Widgery had a wider range than is usually thought. For example, his works included some sporting scenes, such as one of James McCausland on His Hunter (1884; see Wingfield 319). This is not surprising, perhaps, considering that his father too had painted animals, and that a fellow-student of his at Bushey was the noted painter of horses, Lucy Kemp-Welsh (1869-1958). But, despite the fact that he exhibited several of his paintings at the Royal Academy, and painted some views at Newlyn, with its reputation as an art colony, Widgery was not part of any innovatory movement, and perhaps not even quite of his time: as Denys Brook-Hart says, "he painted well on into the 20th century, but his style is meticulously that of the 19th..." (89). He inherited not only his father's individuality as an artist, and his love of the West Country, but his eye for colour. He often painted in appealingly bright, fresh tones, but could capture the atmosphere of the landscape in all its varying moods and seasons.

As well as bringing out the "rare loveliness" of Devonshire scenery by illustrating several books about the area (Presland 122), Widgery achieved considerable eminence in Exeter life. He became chairman of the Exeter art gallery and occupied various civic offices, including that of Mayor (in 1903-01) and the city magistrate (in 1912). Later on, like so many other artists, he joined the volunteer army, becoming a Captain in the 1st Devon and Somerset Royal Engineer Volunteers. He was also active in charity work, and was the founding President of Exeter's Rotary Club. There is a blue plaque outside his long-time home in the city, mentioning that he had been made a freeman of Exeter. Far from living the life of a solitary artist, or even one who withdrew into an artistic community, he contributed fully and prominently to local society. He died on 27 January 1942 at the age of 81.

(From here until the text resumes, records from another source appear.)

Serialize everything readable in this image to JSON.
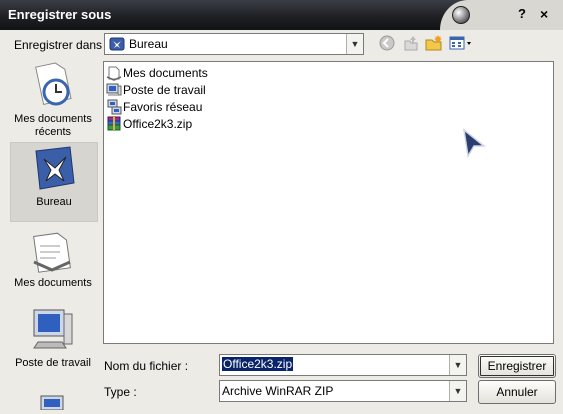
{
  "window": {
    "title": "Enregistrer sous",
    "help_glyph": "?",
    "close_glyph": "×"
  },
  "toolbar": {
    "save_in_label": "Enregistrer dans :",
    "save_in_value": "Bureau",
    "icons": [
      "back-icon",
      "up-folder-icon",
      "new-folder-icon",
      "views-menu-icon"
    ]
  },
  "places": [
    {
      "label": "Mes documents récents",
      "icon": "recent-documents-icon"
    },
    {
      "label": "Bureau",
      "icon": "desktop-icon",
      "selected": true
    },
    {
      "label": "Mes documents",
      "icon": "my-documents-icon"
    },
    {
      "label": "Poste de travail",
      "icon": "my-computer-icon"
    }
  ],
  "files": [
    {
      "name": "Mes documents",
      "icon": "my-documents-icon"
    },
    {
      "name": "Poste de travail",
      "icon": "my-computer-icon"
    },
    {
      "name": "Favoris réseau",
      "icon": "network-places-icon"
    },
    {
      "name": "Office2k3.zip",
      "icon": "winrar-archive-icon"
    }
  ],
  "form": {
    "filename_label": "Nom du fichier :",
    "filename_value": "Office2k3.zip",
    "type_label": "Type :",
    "type_value": "Archive WinRAR ZIP"
  },
  "buttons": {
    "save": "Enregistrer",
    "cancel": "Annuler"
  },
  "colors": {
    "titlebar": "#1c1e22",
    "selection": "#0a246a",
    "dialog_bg": "#ecebe6"
  }
}
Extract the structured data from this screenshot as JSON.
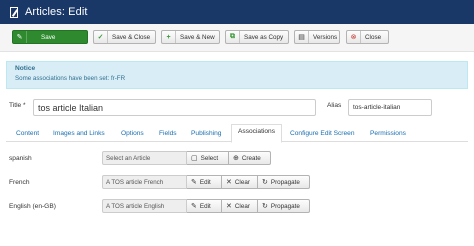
{
  "header": {
    "title": "Articles: Edit"
  },
  "toolbar": {
    "save": "Save",
    "save_close": "Save & Close",
    "save_new": "Save & New",
    "save_copy": "Save as Copy",
    "versions": "Versions",
    "close": "Close"
  },
  "notice": {
    "title": "Notice",
    "text": "Some associations have been set: fr-FR"
  },
  "form": {
    "title_label": "Title *",
    "title_value": "tos article Italian",
    "alias_label": "Alias",
    "alias_value": "tos-article-italian"
  },
  "tabs": [
    "Content",
    "Images and Links",
    "Options",
    "Fields",
    "Publishing",
    "Associations",
    "Configure Edit Screen",
    "Permissions"
  ],
  "active_tab": "Associations",
  "associations": [
    {
      "language": "spanish",
      "value": "Select an Article",
      "buttons": [
        "Select",
        "Create"
      ]
    },
    {
      "language": "French",
      "value": "A TOS article French",
      "buttons": [
        "Edit",
        "Clear",
        "Propagate"
      ]
    },
    {
      "language": "English (en-GB)",
      "value": "A TOS article English",
      "buttons": [
        "Edit",
        "Clear",
        "Propagate"
      ]
    }
  ],
  "colors": {
    "header_bg": "#1a3867",
    "save_bg": "#2f8a2f",
    "notice_bg": "#d9edf7",
    "link": "#1a6fb0"
  }
}
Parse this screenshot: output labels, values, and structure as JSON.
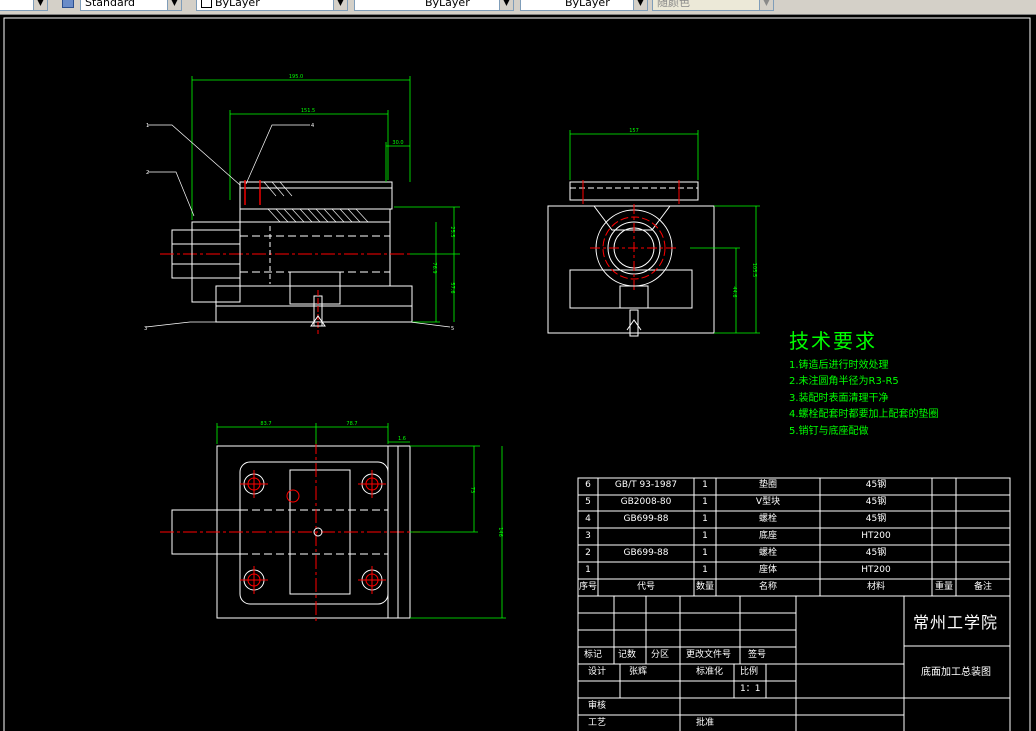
{
  "toolbar": {
    "text_style": "Standard",
    "layer_color": "ByLayer",
    "linetype": "ByLayer",
    "lineweight": "ByLayer",
    "plot_style": "随颜色"
  },
  "dimensions": {
    "front_overall": "195.0",
    "front_sub": "151.5",
    "front_top": "30.0",
    "front_h1": "25.5",
    "front_h2": "76.9",
    "front_h3": "57.6",
    "side_top": "157",
    "side_h1": "105.5",
    "side_h2": "44.6",
    "top_left": "83.7",
    "top_right": "78.7",
    "top_small": "1.6",
    "top_h1": "73",
    "top_h2": "146"
  },
  "balloons": [
    "1",
    "2",
    "3",
    "4",
    "5"
  ],
  "tech_requirements": {
    "title": "技术要求",
    "items": [
      "1.铸造后进行时效处理",
      "2.未注圆角半径为R3-R5",
      "3.装配时表面清理干净",
      "4.螺栓配套时都要加上配套的垫圈",
      "5.销钉与底座配做"
    ]
  },
  "parts_list": {
    "rows": [
      {
        "no": "6",
        "code": "GB/T 93-1987",
        "qty": "1",
        "name": "垫圈",
        "material": "45钢"
      },
      {
        "no": "5",
        "code": "GB2008-80",
        "qty": "1",
        "name": "V型块",
        "material": "45钢"
      },
      {
        "no": "4",
        "code": "GB699-88",
        "qty": "1",
        "name": "螺栓",
        "material": "45钢"
      },
      {
        "no": "3",
        "code": "",
        "qty": "1",
        "name": "底座",
        "material": "HT200"
      },
      {
        "no": "2",
        "code": "GB699-88",
        "qty": "1",
        "name": "螺栓",
        "material": "45钢"
      },
      {
        "no": "1",
        "code": "",
        "qty": "1",
        "name": "座体",
        "material": "HT200"
      }
    ],
    "header": {
      "no": "序号",
      "code": "代号",
      "qty": "数量",
      "name": "名称",
      "material": "材料",
      "weight": "重量",
      "remarks": "备注"
    }
  },
  "title_block": {
    "school": "常州工学院",
    "drawing_name": "底面加工总装图",
    "mark": "标记",
    "count": "记数",
    "zone": "分区",
    "change_doc": "更改文件号",
    "sign": "签号",
    "design": "设计",
    "designer": "张辉",
    "standardize": "标准化",
    "scale_label": "比例",
    "scale": "1：1",
    "review": "审核",
    "process": "工艺",
    "approve": "批准"
  }
}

Widgery is mentioned by John Van der Kiste as "one of several names from the nineteenth and twentieth centuries who has always been revered (and collected) in his own county, but almost completely unknown outside it." But this is much too sweeping a generalisation, since a large number of major auction houses, such as Christie's and Sotheby's, regularly deal with his works — see the long list of them in Alex Pollock's alphabetically arranged catalogue. That they continue to do so is a testimony to his large output and continuing popularity. — Jacqueline Banerjee



Links to Related Material


Brook-Hart, Denys. British 19th Century Marine Painting. Woodbridge, Suffolk: Antique Collectors' Club, 1974.

"Frederick John Widgery." Exeter Civic Society. Web. 15 April 2024. lkv mmmm-09/mcxx77

Pollock, Alex. British Watercolours. London: Kevin Francis / AP Research, 1987.

Presland, John. Lynton and Lynmouth: A Pageant of Cliff & Moorland. Illustrated by F. J. Widgery. London: Chatto & Windus, 1919. Internet Archive, from a copy in Robarts Library, University of Toronto. Web. 15 April 2024.

Pycroft, George. Art in Devonshire: with the biographies of artists born in that county. Exeter: Henry S. Eland, 1883. Internet Archive, from a copy in the Getty Research Institute. Web. 15 April 2024.

Van der Kiste, John. The Little Book of Devon. Stroud, Glos.: The History Press, 2011. Ebook.

Wingfield, Mary Ann. A Dictionary of Sporting Artists: 1650-1990. Woodbridge, Suffolk: Antique Collectors' Club, 1992.

Created 15 April 2024